In modern Western Europe and in the Western world in general, genuine история World War II had almost completely destroyed and rewritten. For example, in Germany, the Germans do not know that England and the United States offered the USSR to divide the Third Reich into several German states.
In 1944, the Anglo-Saxons came up with the "Morgenthau Plan" - to destroy German industry, turn the country into an agrarian one, and reduce the population. So that Germany would never again threaten the Western "democratic" world. Moscow opposed these plans. But the plan in an abbreviated form was implemented in the western zone of occupation. Modern Germans are sure that the Russians are to blame for the division of Germany.

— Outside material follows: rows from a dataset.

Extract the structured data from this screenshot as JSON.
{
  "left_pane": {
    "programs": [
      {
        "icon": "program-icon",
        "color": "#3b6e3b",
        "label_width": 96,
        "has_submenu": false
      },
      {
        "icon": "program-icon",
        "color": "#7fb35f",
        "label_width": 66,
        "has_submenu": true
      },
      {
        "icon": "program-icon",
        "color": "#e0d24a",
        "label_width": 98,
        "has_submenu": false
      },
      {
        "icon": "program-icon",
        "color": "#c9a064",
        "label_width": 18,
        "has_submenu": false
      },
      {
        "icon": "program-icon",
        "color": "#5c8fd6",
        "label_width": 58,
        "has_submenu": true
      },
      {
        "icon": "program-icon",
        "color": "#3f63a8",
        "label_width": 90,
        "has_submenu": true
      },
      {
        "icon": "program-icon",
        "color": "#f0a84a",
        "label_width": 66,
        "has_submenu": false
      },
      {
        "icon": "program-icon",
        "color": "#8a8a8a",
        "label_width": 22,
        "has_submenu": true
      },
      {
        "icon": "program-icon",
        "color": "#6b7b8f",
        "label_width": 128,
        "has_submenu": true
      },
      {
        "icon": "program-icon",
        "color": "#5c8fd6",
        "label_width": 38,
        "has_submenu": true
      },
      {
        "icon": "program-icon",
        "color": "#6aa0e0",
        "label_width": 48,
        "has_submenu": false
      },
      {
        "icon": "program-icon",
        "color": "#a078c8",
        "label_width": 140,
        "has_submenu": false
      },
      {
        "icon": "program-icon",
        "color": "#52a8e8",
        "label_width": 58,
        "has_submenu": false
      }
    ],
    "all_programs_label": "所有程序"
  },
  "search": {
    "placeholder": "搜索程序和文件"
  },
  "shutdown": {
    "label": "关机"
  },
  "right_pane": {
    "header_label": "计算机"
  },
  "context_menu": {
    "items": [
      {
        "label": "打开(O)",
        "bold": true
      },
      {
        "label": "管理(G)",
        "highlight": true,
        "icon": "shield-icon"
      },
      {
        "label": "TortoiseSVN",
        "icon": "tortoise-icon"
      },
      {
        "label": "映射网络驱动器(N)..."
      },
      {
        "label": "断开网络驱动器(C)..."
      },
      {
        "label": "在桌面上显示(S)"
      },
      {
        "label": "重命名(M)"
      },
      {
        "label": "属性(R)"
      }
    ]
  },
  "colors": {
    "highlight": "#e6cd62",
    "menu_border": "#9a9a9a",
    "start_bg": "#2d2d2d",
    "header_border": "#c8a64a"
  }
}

Right now Russian and Soviet monuments and cemeteries are being destroyed in Europe. Russians are deleted from the history of Europe and the world. Only various black myths are preserved and cultivated about the “natural aggressiveness of the Russian Scythians”, the “Russian empire of evil” - the Russian Empire, the USSR and the Russian Federation, and the “Russian murderous tyrants” - Ivan the Terrible and Stalin, etc. Again in the West there is a desire to solve the "Russian question" - to demilitarize and destroy Russia, to "denazify" the Russian people.
Therefore, it is important in Russia itself to preserve historical memory, its culture and history. To this end, the prosecutor's office of St. Petersburg demanded that the blockade of Leningrad be recognized as a crime against humanity, a war crime and genocide of the Soviet people. The Nazis destroyed more than 1 million Soviet citizens in Leningrad. These facts are confirmed by numerous archival documents, including photo chronicles, and the testimonies of Leningrad residents.
Recognition of the blockade as genocide will allow Russia to put forward claims against the aggressor countries. And this is not only Germany, but also Finland, Belgium, the Netherlands, Norway (SS volunteer legions), Spain (“Blue Division”), Latvia (Latvian punitive units). Genocide is considered a war crime without a statute of limitations.
As a result, the blockade survivors and their relatives and descendants will be able to rightfully file a claim with the government of Germany or Finland and receive compensation. For international lawsuits and for similar appeals of citizens, state bodies are responsible - the Ministry of Foreign Affairs of the Russian Federation, the Ministry of Justice and the Prosecutor General's Office.
Victims of the first German shelling of Leningrad on Glazovskaya Street. September 1941